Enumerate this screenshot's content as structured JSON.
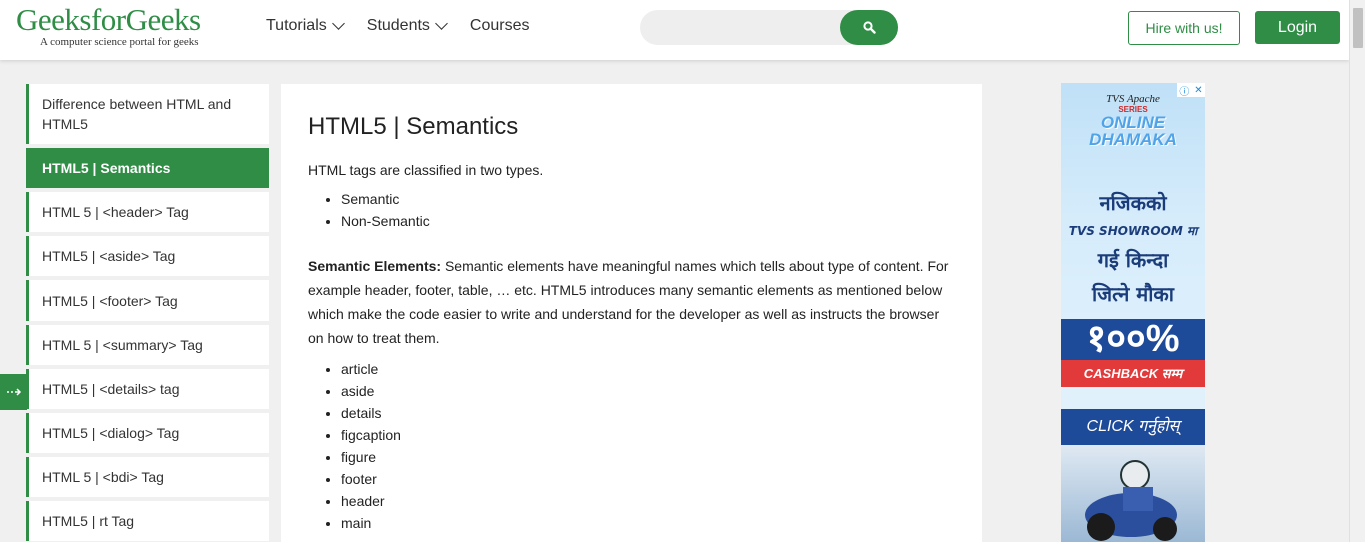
{
  "header": {
    "logo_title": "GeeksforGeeks",
    "logo_tagline": "A computer science portal for geeks",
    "nav": [
      "Tutorials",
      "Students",
      "Courses"
    ],
    "search_placeholder": "",
    "hire_label": "Hire with us!",
    "login_label": "Login"
  },
  "sidebar": {
    "items": [
      {
        "label": "Difference between HTML and HTML5"
      },
      {
        "label": "HTML5 | Semantics"
      },
      {
        "label": "HTML 5 | <header> Tag"
      },
      {
        "label": "HTML5 | <aside> Tag"
      },
      {
        "label": "HTML5 | <footer> Tag"
      },
      {
        "label": "HTML 5 | <summary> Tag"
      },
      {
        "label": "HTML5 | <details> tag"
      },
      {
        "label": "HTML5 | <dialog> Tag"
      },
      {
        "label": "HTML 5 | <bdi> Tag"
      },
      {
        "label": "HTML5 | rt Tag"
      }
    ],
    "toggle_icon": "arrow-right-icon"
  },
  "article": {
    "title": "HTML5 | Semantics",
    "intro": "HTML tags are classified in two types.",
    "types": [
      "Semantic",
      "Non-Semantic"
    ],
    "semantic_heading": "Semantic Elements:",
    "semantic_text": "Semantic elements have meaningful names which tells about type of content. For example header, footer, table, … etc. HTML5 introduces many semantic elements as mentioned below which make the code easier to write and understand for the developer as well as instructs the browser on how to treat them.",
    "elements": [
      "article",
      "aside",
      "details",
      "figcaption",
      "figure",
      "footer",
      "header",
      "main"
    ]
  },
  "ad": {
    "brand": "TVS Apache",
    "series": "SERIES",
    "line1": "ONLINE",
    "line2": "DHAMAKA",
    "dev1": "नजिकको",
    "dev2": "TVS SHOWROOM मा",
    "dev3": "गई किन्दा",
    "dev4": "जित्ने मौका",
    "percent": "१००%",
    "cashback": "CASHBACK सम्म",
    "click": "CLICK गर्नुहोस्"
  },
  "colors": {
    "brand_green": "#2f8d46",
    "background": "#f0f0f0"
  }
}
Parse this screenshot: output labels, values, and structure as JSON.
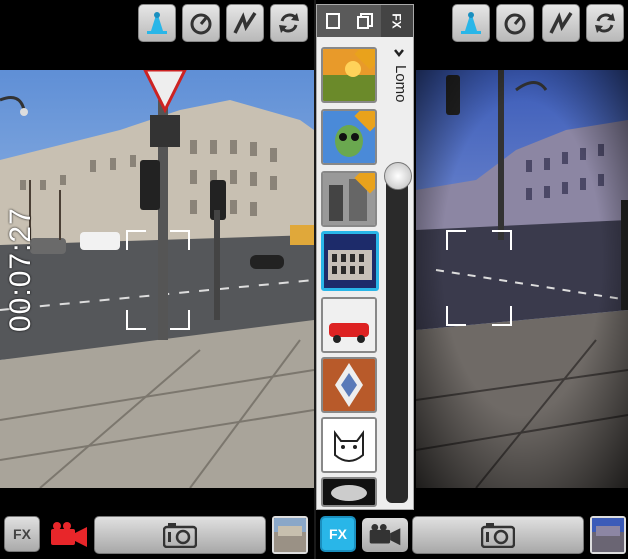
{
  "left_screen": {
    "recording_timer": "00:07:27",
    "top_buttons": [
      {
        "name": "tilt-shift-icon"
      },
      {
        "name": "timer-icon"
      },
      {
        "name": "flash-icon"
      },
      {
        "name": "switch-camera-icon"
      }
    ],
    "fx_button_label": "FX",
    "mode": "video"
  },
  "right_screen": {
    "fx_panel": {
      "tabs": [
        {
          "icon": "portrait-frame-icon"
        },
        {
          "icon": "multi-frame-icon"
        },
        {
          "label": "FX"
        }
      ],
      "current_effect": "Lomo",
      "filters": [
        {
          "name": "sunset-field",
          "locked": true,
          "selected": false
        },
        {
          "name": "alien",
          "locked": true,
          "selected": false
        },
        {
          "name": "bw-city",
          "locked": true,
          "selected": false
        },
        {
          "name": "colosseum",
          "locked": false,
          "selected": true
        },
        {
          "name": "red-car",
          "locked": false,
          "selected": false
        },
        {
          "name": "kaleidoscope",
          "locked": false,
          "selected": false
        },
        {
          "name": "cat-sketch",
          "locked": false,
          "selected": false
        },
        {
          "name": "light-partial",
          "locked": false,
          "selected": false
        }
      ],
      "intensity": 0.1
    },
    "fx_button_label": "FX",
    "mode": "photo"
  },
  "colors": {
    "accent": "#29b6e8",
    "record_red": "#e8262a",
    "button_light": "#d6d6d6"
  }
}
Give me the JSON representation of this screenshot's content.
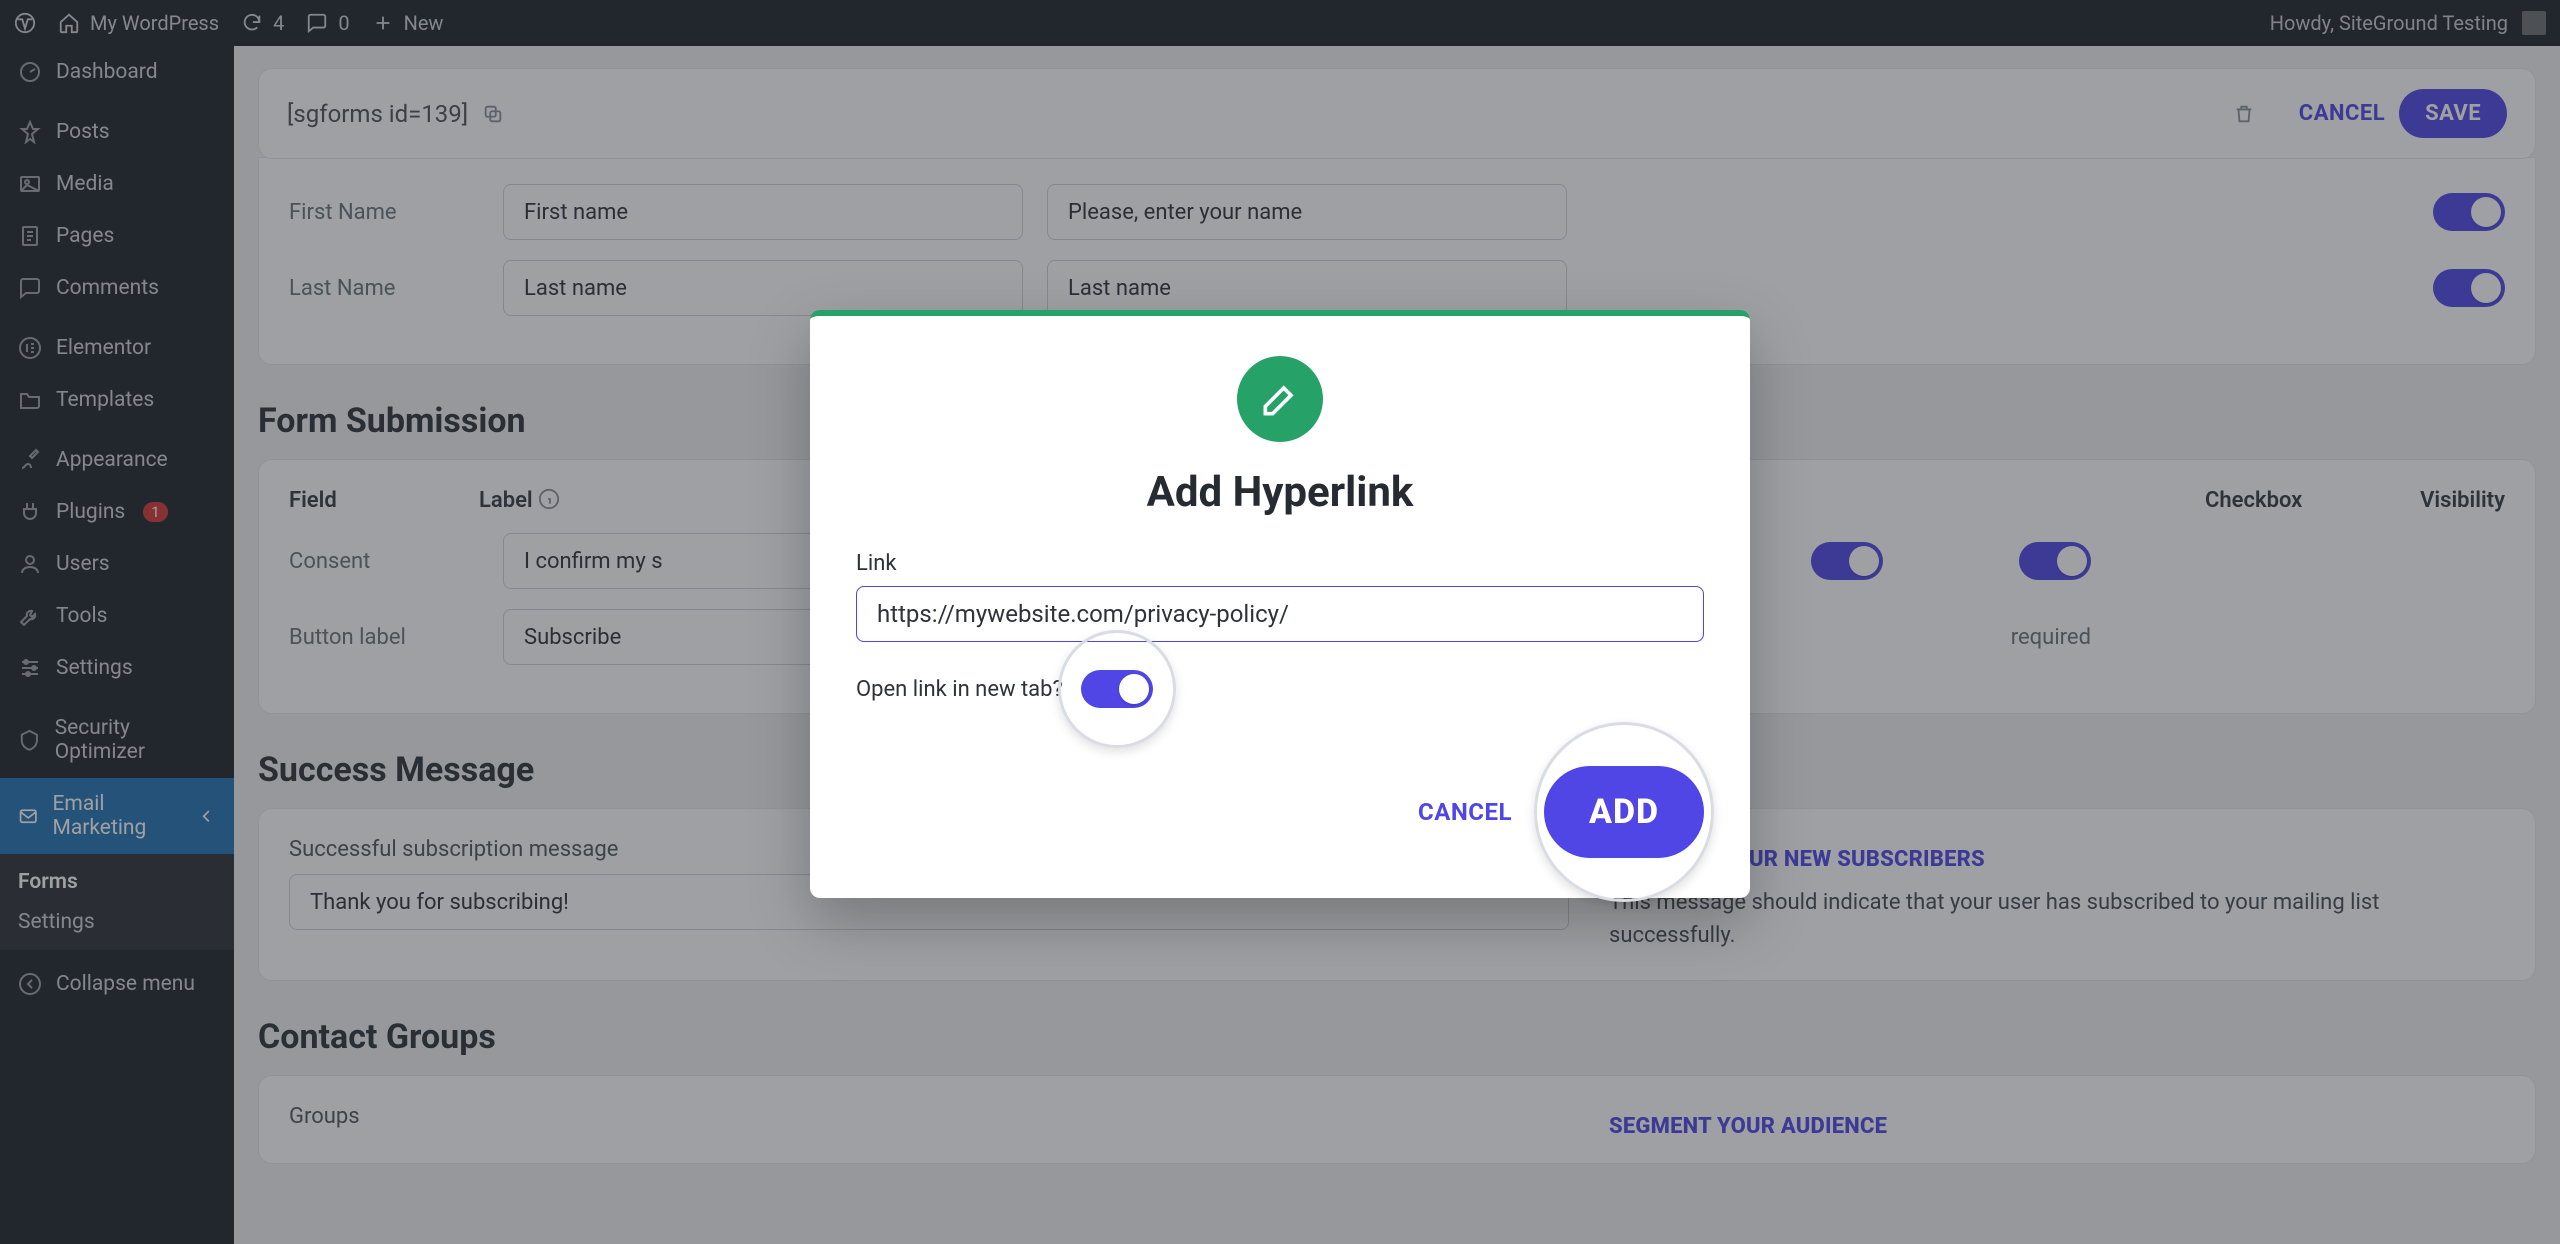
{
  "adminBar": {
    "site": "My WordPress",
    "updates": "4",
    "comments": "0",
    "new": "New",
    "greeting": "Howdy, SiteGround Testing"
  },
  "sidebar": {
    "items": [
      {
        "label": "Dashboard"
      },
      {
        "label": "Posts"
      },
      {
        "label": "Media"
      },
      {
        "label": "Pages"
      },
      {
        "label": "Comments"
      },
      {
        "label": "Elementor"
      },
      {
        "label": "Templates"
      },
      {
        "label": "Appearance"
      },
      {
        "label": "Plugins",
        "badge": "1"
      },
      {
        "label": "Users"
      },
      {
        "label": "Tools"
      },
      {
        "label": "Settings"
      },
      {
        "label": "Security Optimizer"
      },
      {
        "label": "Email Marketing"
      }
    ],
    "submenu": [
      {
        "label": "Forms",
        "current": true
      },
      {
        "label": "Settings",
        "current": false
      }
    ],
    "collapse": "Collapse menu"
  },
  "topStrip": {
    "shortcode": "[sgforms id=139]",
    "cancel": "CANCEL",
    "save": "SAVE"
  },
  "fieldsPanel": {
    "rows": [
      {
        "name": "First Name",
        "label_value": "First name",
        "placeholder_value": "Please, enter your name"
      },
      {
        "name": "Last Name",
        "label_value": "Last name",
        "placeholder_value": "Last name"
      }
    ]
  },
  "formSubmission": {
    "title": "Form Submission",
    "headers": {
      "field": "Field",
      "label": "Label",
      "checkbox": "Checkbox",
      "visibility": "Visibility"
    },
    "consent": {
      "name": "Consent",
      "value": "I confirm my s"
    },
    "button": {
      "name": "Button label",
      "value": "Subscribe",
      "visibility_note": "required"
    }
  },
  "successMessage": {
    "title": "Success Message",
    "label": "Successful subscription message",
    "value": "Thank you for subscribing!",
    "aside_h": "WELCOME YOUR NEW SUBSCRIBERS",
    "aside_p": "This message should indicate that your user has subscribed to your mailing list successfully."
  },
  "contactGroups": {
    "title": "Contact Groups",
    "label": "Groups",
    "aside_h": "SEGMENT YOUR AUDIENCE"
  },
  "modal": {
    "title": "Add Hyperlink",
    "link_label": "Link",
    "link_value": "https://mywebsite.com/privacy-policy/",
    "newtab_label": "Open link in new tab?",
    "cancel": "CANCEL",
    "add": "ADD"
  }
}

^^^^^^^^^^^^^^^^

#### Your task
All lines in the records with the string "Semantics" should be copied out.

#### Output below
        "label": "HTML5 | Semantics"
    "title": "HTML5 | Semantics",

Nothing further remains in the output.